The Speaker said it would be hard for the House, which is led by the Republicans, to act on immigration, which has been made a top priority of President Obama in his domestic agenda.
In his pessimistic comments, Boehner put blame for the stalemate on skepticism that is widespread that the President would properly enforce immigration reforms that were approved by Congress.
Boehner said it seemed the president changed the law for healthcare at his own discretion and whenever he chooses. Now, he is telling everyone around the U.S. he will keep acting upon his own.
Last week, the Speaker and other Republican leaders in the House had unveiled some broad principles for changes in immigration, including the ability to gain legal status for 11 million undocumented immigrants, increased border security as well as a pathway to citizenship for the children who were brought into the U.S. illegally.
National Republicans feel failing to act on the immigration issue is a drag politically on the entire party following the presidential elections when their nominee Mitt Romney only won 27% of the vote by Hispanics. They want action to help the image of their party.
Those principles that GOP leadership endorsed this past week were considered a congressional jumpstart on the issue that has been sitting in the House since late June when the Senate passed its comprehensive bill that was bipartisan.
However, conservatives rebuffed GOP leaders questioning the wisdom of taking action this year, saying legal status equaled amnesty and resisting handing the President a long-sought victory.

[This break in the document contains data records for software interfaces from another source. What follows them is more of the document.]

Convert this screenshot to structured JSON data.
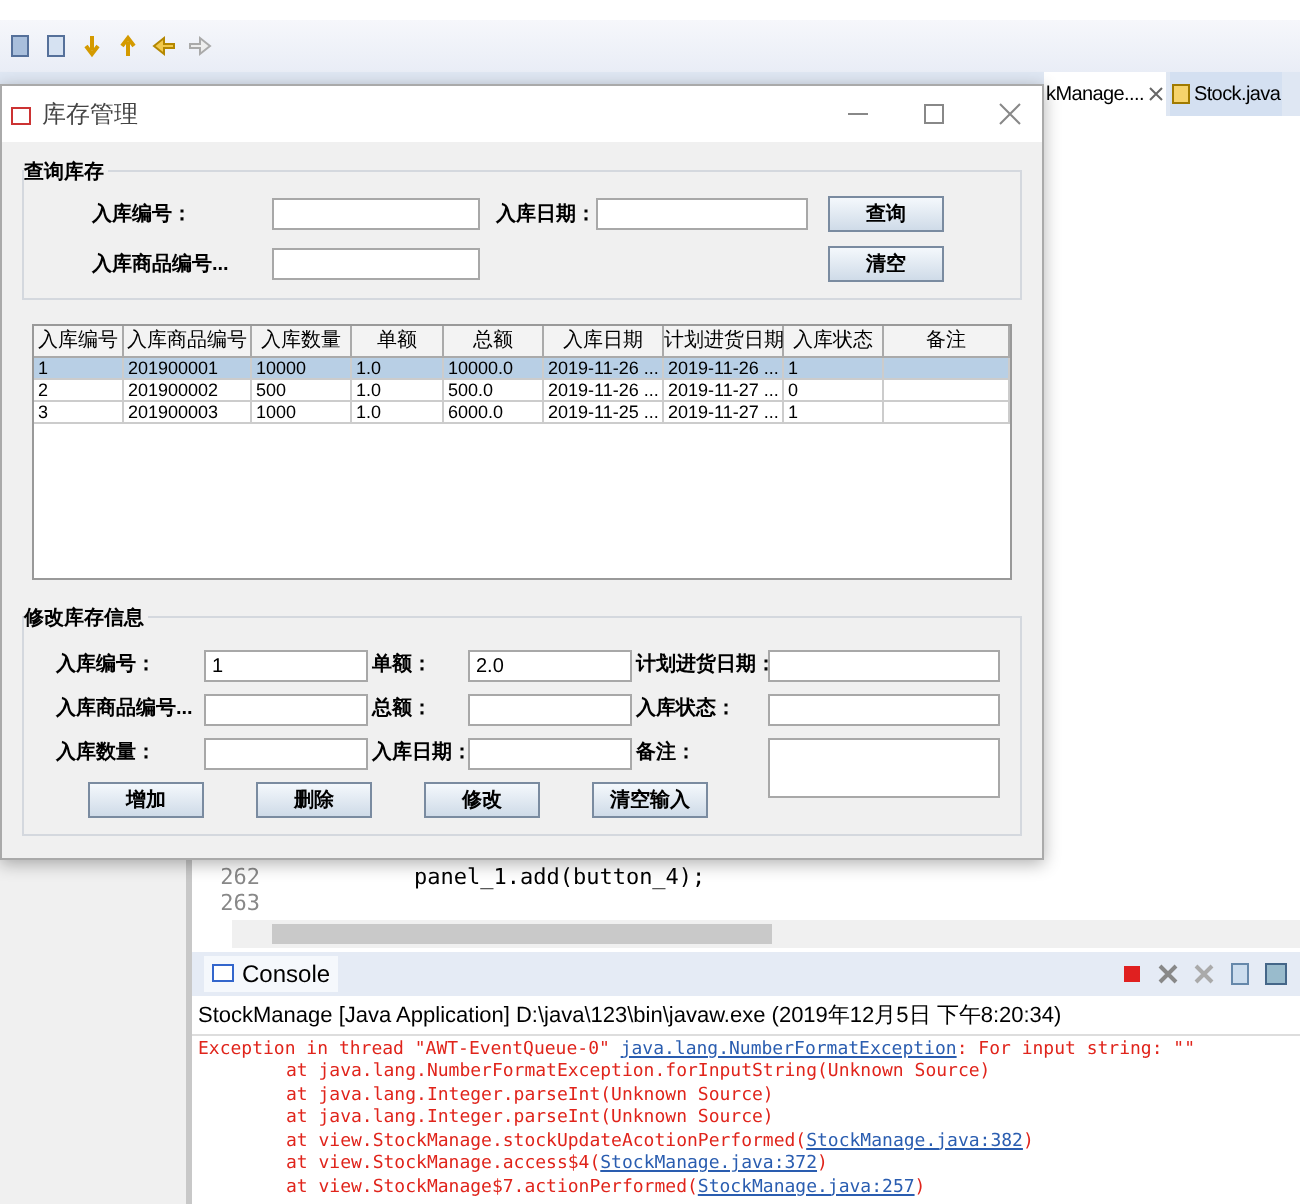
{
  "editor_tabs": [
    {
      "label": "kManage....",
      "selected": true
    },
    {
      "label": "Stock.java",
      "selected": false
    }
  ],
  "code_lines": [
    {
      "number": "262",
      "code": "panel_1.add(button_4);"
    },
    {
      "number": "263"
    }
  ],
  "console": {
    "title": "Console",
    "process": "StockManage [Java Application] D:\\java\\123\\bin\\javaw.exe (2019年12月5日 下午8:20:34)",
    "lines": [
      {
        "kind": "exception",
        "text": "Exception in thread \"AWT-EventQueue-0\" ",
        "link": "java.lang.NumberFormatException",
        "after": ": For input string: \"\""
      },
      {
        "kind": "frame",
        "text": "at java.lang.NumberFormatException.forInputString(Unknown Source)"
      },
      {
        "kind": "frame",
        "text": "at java.lang.Integer.parseInt(Unknown Source)"
      },
      {
        "kind": "frame",
        "text": "at java.lang.Integer.parseInt(Unknown Source)"
      },
      {
        "kind": "frame",
        "text": "at view.StockManage.stockUpdateAcotionPerformed(",
        "link": "StockManage.java:382",
        "after": ")"
      },
      {
        "kind": "frame",
        "text": "at view.StockManage.access$4(",
        "link": "StockManage.java:372",
        "after": ")"
      },
      {
        "kind": "frame",
        "text": "at view.StockManage$7.actionPerformed(",
        "link": "StockManage.java:257",
        "after": ")"
      }
    ]
  },
  "window": {
    "title": "库存管理",
    "query": {
      "title": "查询库存",
      "fields": [
        {
          "label": "入库编号："
        },
        {
          "label": "入库日期："
        },
        {
          "label": "入库商品编号..."
        }
      ],
      "buttons": [
        "查询",
        "清空"
      ]
    },
    "table": {
      "columns": [
        "入库编号",
        "入库商品编号",
        "入库数量",
        "单额",
        "总额",
        "入库日期",
        "计划进货日期",
        "入库状态",
        "备注"
      ],
      "rows": [
        {
          "selected": true,
          "cells": [
            "1",
            "201900001",
            "10000",
            "1.0",
            "10000.0",
            "2019-11-26 ...",
            "2019-11-26 ...",
            "1",
            ""
          ]
        },
        {
          "selected": false,
          "cells": [
            "2",
            "201900002",
            "500",
            "1.0",
            "500.0",
            "2019-11-26 ...",
            "2019-11-27 ...",
            "0",
            ""
          ]
        },
        {
          "selected": false,
          "cells": [
            "3",
            "201900003",
            "1000",
            "1.0",
            "6000.0",
            "2019-11-25 ...",
            "2019-11-27 ...",
            "1",
            ""
          ]
        }
      ]
    },
    "edit": {
      "title": "修改库存信息",
      "fields": [
        {
          "label": "入库编号：",
          "value": "1"
        },
        {
          "label": "单额：",
          "value": "2.0"
        },
        {
          "label": "计划进货日期："
        },
        {
          "label": "入库商品编号..."
        },
        {
          "label": "总额："
        },
        {
          "label": "入库状态："
        },
        {
          "label": "入库数量："
        },
        {
          "label": "入库日期："
        },
        {
          "label": "备注：",
          "kind": "area"
        }
      ],
      "buttons": [
        "增加",
        "删除",
        "修改",
        "清空输入"
      ]
    }
  }
}
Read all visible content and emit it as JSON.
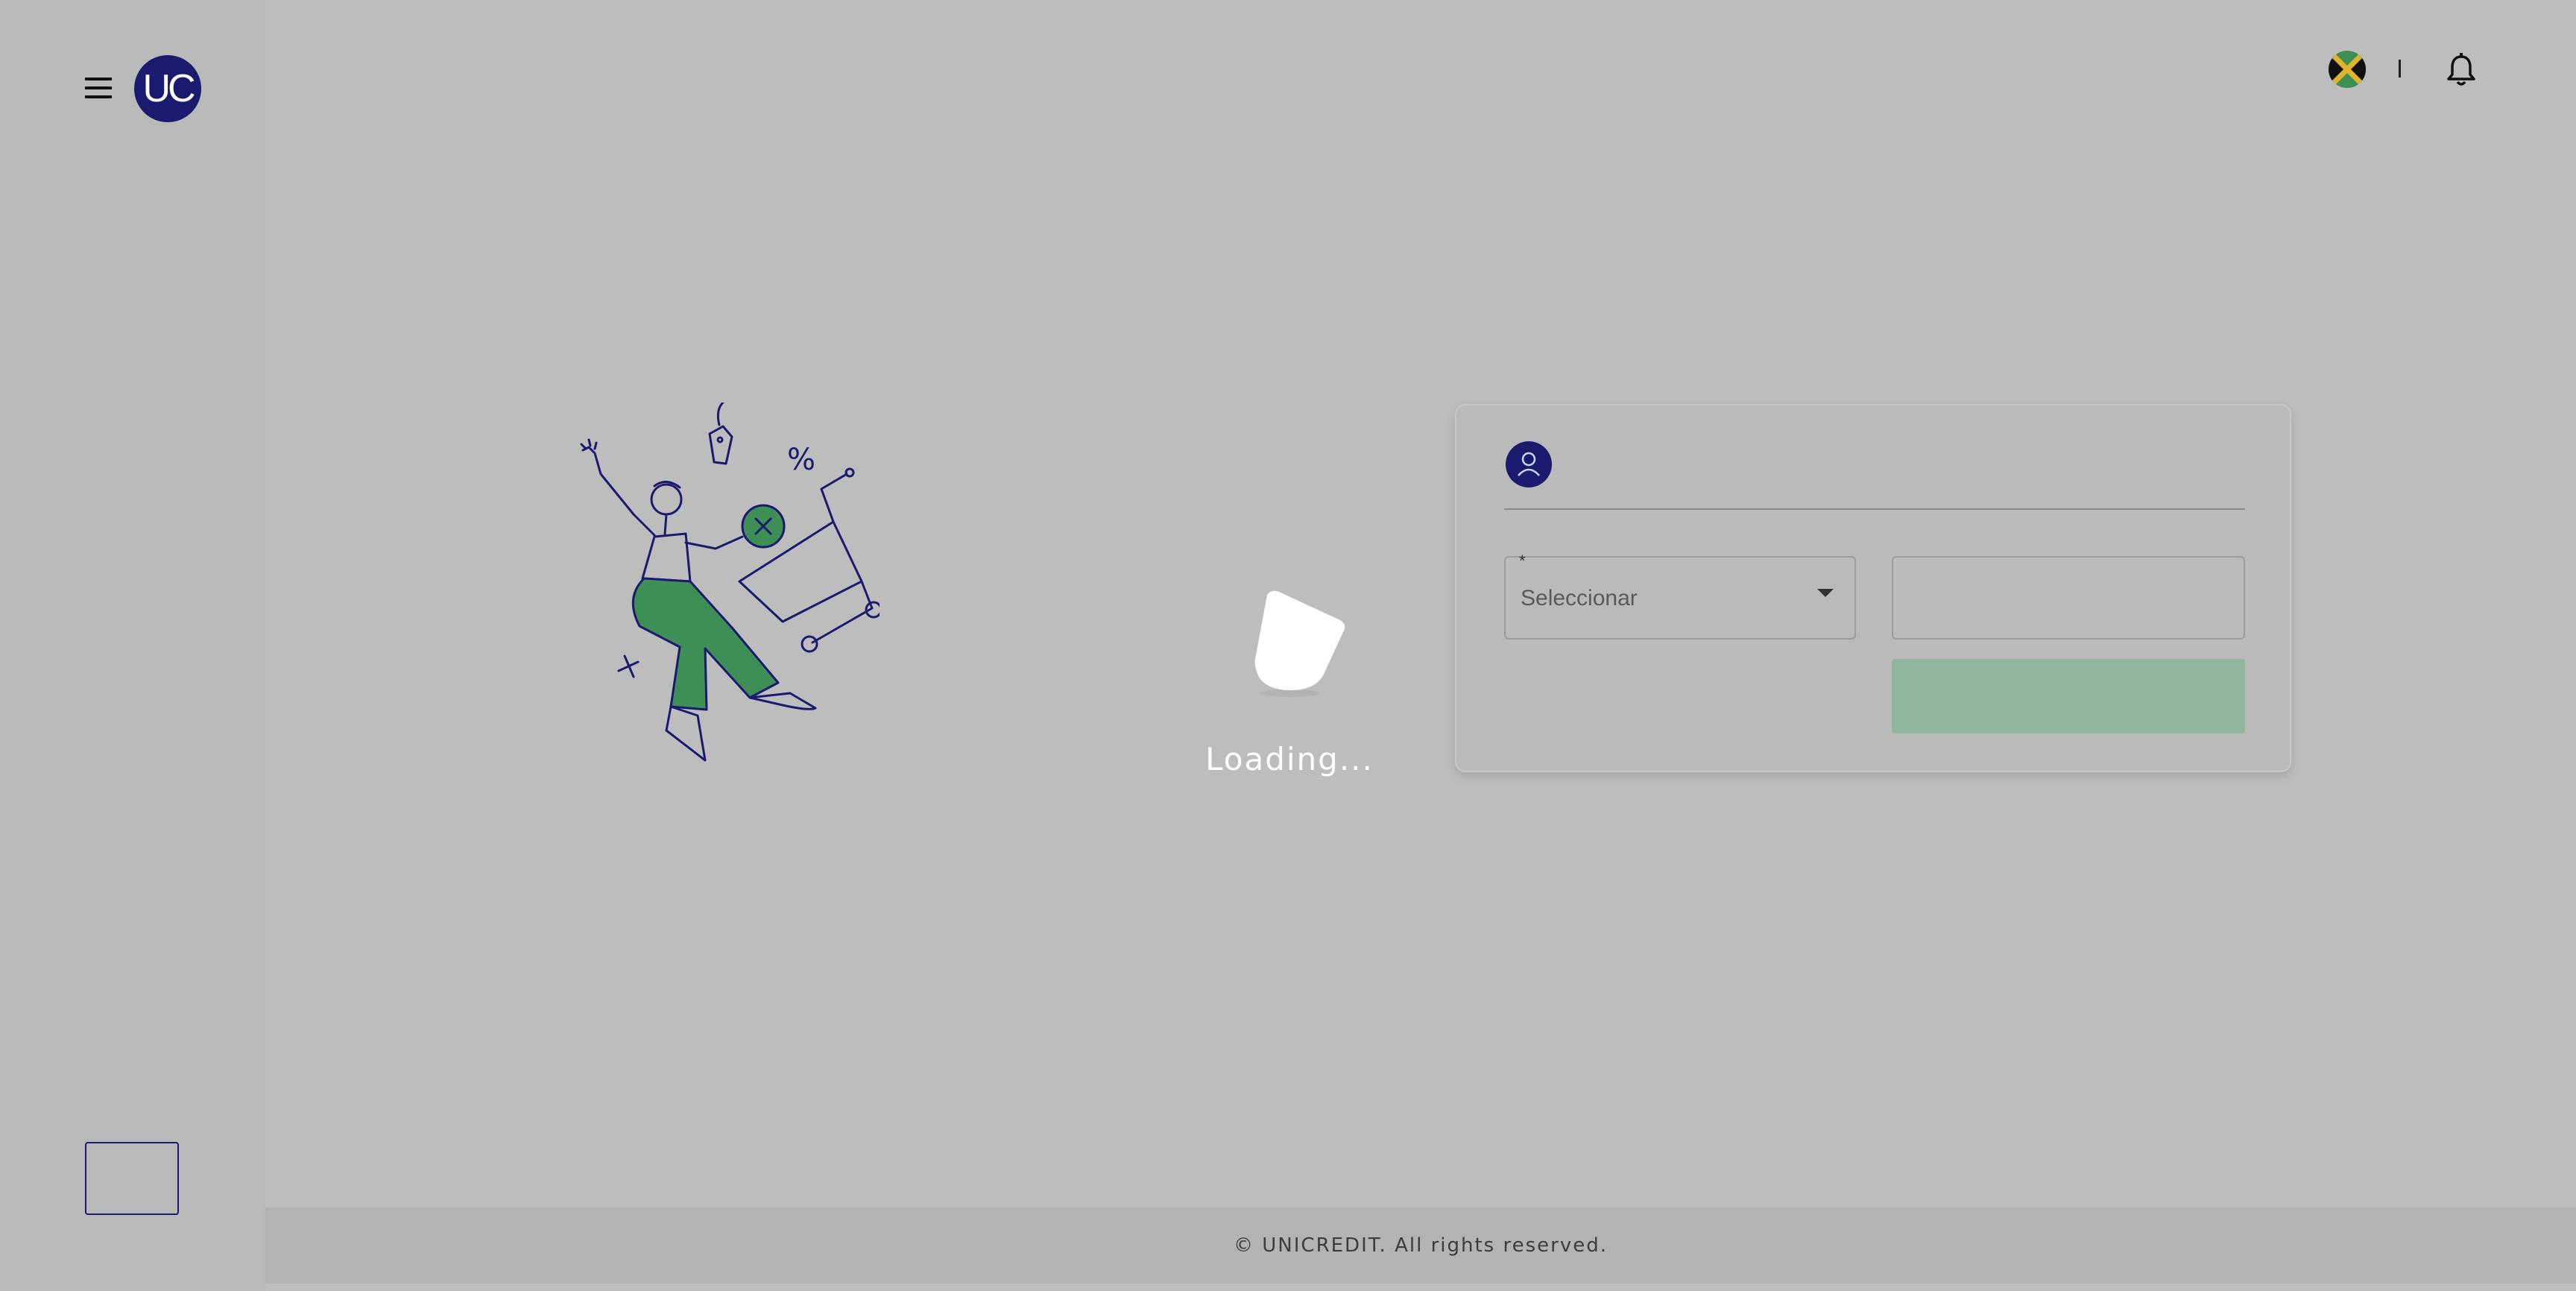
{
  "app": {
    "logo_text": "UC"
  },
  "header": {
    "flag_icon": "jamaica-flag-icon",
    "bell_icon": "bell-icon"
  },
  "loader": {
    "text": "Loading..."
  },
  "form": {
    "required_marker": "*",
    "select_value": "Seleccionar",
    "input_value": "",
    "submit_label": ""
  },
  "footer": {
    "copyright": "© UNICREDIT. All rights reserved."
  },
  "colors": {
    "brand_navy": "#1a1a6e",
    "accent_green": "#3e8f55",
    "button_disabled": "#8fb59d",
    "overlay_gray": "#bdbdbd"
  }
}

Republicans are also worried about the possible primary challenges coming from the right and the fear the new citizens of Hispanic dissent would add to the voter rolls of Democrats.